I’ll bike short distances when the weather is nice and for exercise (usually quick 30-45 minute rides), but I’m a little on the fence about ebikes. I’ve tried some of the Uber Jump bikes around town and haven’t been enamored with them–the ones I’ve been on have seemed pretty inconsistent. Perhaps I need to try another brand. The big thing for regular biking is safety. I would guess Minneapolis has some pretty good bike lanes? Drivers aren’t always looking for bikers (especially not when they’re on their phones!), so you do have to stay on high alert, especially in big cities.
Financial Panther says
Yeah, Minneapolis has really good bike infrastructure for an American city. I feel pretty comfortable biking around here given the number of bike lanes, separated lanes, and protected lanes.
I visited the RAD shop in Seattle while on vacation in 2019. Upon returning, I wanted an Ebike, but just could not spend the $1k+, so I built my one with a kit and my regular bike. I was unable to bike to work and back because of the hills and my weight, but now I can because of the E bike. I saved 50 10 mile round trips in 2019, 60 in 202, and hope to beat that for 2021. Winter is still and issue, but I’m saving where I can
Financial Panther says
That’s awesome! I definitely know that you can build your own ebike yourself for less. I should probably look to try doing that for the experience.
Cheap Eco Wanderer says
We’re a zero-car family that has been renting a lot of cars during the pandemic since we haven’t felt comfortable with planes/trains/etc. but I do love the idea of micro-mobility and how it could help us visit friends in the ‘burbs without a car. My two biggest hangups about ebikes are:
1) their weight – I don’t live in a home so I would have to lug a 50 lb bike + my 15-20 lb pannier up & down several flights of stairs every day and I’m not feeling that. Once they come out with a 15 lb-er I’ll be all over it!

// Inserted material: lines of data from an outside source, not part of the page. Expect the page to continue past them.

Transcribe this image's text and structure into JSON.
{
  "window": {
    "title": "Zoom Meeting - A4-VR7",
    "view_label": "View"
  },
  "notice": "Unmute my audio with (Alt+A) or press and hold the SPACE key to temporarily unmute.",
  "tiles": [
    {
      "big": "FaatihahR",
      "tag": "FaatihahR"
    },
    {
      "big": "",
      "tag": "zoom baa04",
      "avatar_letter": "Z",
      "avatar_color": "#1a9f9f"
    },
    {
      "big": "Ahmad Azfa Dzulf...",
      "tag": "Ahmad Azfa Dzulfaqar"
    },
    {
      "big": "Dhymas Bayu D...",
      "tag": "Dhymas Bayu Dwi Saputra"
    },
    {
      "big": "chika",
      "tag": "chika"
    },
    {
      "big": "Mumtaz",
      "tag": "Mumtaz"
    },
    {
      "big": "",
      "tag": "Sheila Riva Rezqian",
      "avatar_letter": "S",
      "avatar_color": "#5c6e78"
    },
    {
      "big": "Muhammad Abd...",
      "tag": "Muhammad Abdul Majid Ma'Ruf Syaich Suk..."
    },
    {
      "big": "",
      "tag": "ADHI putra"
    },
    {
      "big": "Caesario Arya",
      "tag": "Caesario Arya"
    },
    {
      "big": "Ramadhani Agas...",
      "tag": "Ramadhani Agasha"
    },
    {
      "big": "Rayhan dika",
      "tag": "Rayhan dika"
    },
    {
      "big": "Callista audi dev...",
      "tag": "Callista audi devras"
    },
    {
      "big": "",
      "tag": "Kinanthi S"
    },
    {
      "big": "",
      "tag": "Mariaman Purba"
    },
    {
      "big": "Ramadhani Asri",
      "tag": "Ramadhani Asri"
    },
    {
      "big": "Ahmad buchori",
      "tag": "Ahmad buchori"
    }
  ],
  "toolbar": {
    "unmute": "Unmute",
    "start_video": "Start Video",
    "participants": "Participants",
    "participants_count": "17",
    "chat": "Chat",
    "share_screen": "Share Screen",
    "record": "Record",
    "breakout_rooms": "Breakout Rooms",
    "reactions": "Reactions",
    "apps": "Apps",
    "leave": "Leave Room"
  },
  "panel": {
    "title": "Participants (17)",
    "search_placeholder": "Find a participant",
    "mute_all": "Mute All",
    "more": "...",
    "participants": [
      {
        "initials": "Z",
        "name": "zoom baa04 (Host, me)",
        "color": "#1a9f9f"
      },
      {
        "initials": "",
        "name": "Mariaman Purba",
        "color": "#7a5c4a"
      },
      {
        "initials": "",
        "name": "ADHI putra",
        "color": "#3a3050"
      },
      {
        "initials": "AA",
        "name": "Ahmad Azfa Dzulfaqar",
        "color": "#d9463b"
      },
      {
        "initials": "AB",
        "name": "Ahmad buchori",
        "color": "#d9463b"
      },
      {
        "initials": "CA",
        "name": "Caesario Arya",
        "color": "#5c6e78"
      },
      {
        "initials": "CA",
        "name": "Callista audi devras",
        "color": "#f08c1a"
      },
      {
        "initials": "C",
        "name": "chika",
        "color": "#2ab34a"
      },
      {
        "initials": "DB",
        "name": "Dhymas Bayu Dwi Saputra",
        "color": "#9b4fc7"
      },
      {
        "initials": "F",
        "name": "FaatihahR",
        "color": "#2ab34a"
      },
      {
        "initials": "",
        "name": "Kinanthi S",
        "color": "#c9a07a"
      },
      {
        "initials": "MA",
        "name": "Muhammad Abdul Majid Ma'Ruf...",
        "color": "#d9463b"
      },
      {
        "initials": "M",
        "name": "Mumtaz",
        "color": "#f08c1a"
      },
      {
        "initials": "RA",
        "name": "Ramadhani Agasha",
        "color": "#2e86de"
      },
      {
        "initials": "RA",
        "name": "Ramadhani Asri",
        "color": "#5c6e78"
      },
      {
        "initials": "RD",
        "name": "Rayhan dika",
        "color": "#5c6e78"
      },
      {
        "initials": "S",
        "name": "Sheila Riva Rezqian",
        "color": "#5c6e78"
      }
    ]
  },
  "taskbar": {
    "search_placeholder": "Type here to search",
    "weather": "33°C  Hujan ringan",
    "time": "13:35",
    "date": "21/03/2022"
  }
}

2) theft – Washington DC, like most major cities, is prone to bike theft. I always uses two locks (U-lock & a cable) and have even gotten WheelBoltz for my wheels (not sure if you could use those on an ebike). Would you feel safe leaving your bike unattended for an extended period of time? I would think the higher the cost of the bike, the more prone to theft, but I’d be interested to hear what your feelings are.
Financial Panther says
Totally agree with you on the weight issue. They’re heavy! My house has some steps leading out of it and it’s a pain to lug it up and down. And if you don’t live in a place with an elevator, that’s definitely a problem that I don’t have an easy solution to other than building your own ebike with a regular bike.
Theft is a definite concern. I don’t leave my bike outside for an extended period of time. Trips to the grocery store, doctor’s appointments, etc, are all fine. I lock it with a kryptonite lock and also use a chain to wrap around both wheels and make it just a little bit harder. If you’re using it to go to work, most buildings have a bike room these days. My last job had a secure bike room that you could only get into with a keycard (and it had cameras in there, so anyone coming in and out of the room could be easily tracked). A lot of cities also have bike lockers that you can rent, which are an interesting option.
Dividend Power says
I’ve had my doubts about e-bikes but they are becoming more popular.
I got mine, a “used” GenZe (it had all of 7 miles on it!) demo, in 2018. I have about 1200 miles on it so far, almost all transportation miles (vs. recreation).
I understand I’m still pretty far from breaking even on the cost of gas, but it brings me joy every time I hop on 🙂
Financial Mechanic says
I can imagine a world where we all talk about how wild it was that we all used to have our own cars to drive around with. Now living in a place where biking is default (The Netherlands) it’s hard to imagine anything else. Hopefully city infrastructure will change so ebikes are the new normal.
Chris @ Mindful Explorer says
Great article and as a person who has cycling as a major part of their life I really enjoyed what you put together. I am an advocate and promoter of all things cycling and all types of bikes and riders, you really nailed it on the messaging here. What I liked most was the visual of the circle of range between foot, bike and e-bike. This shows the endless possibilities. Keep on cycling and loving life in the outdoors !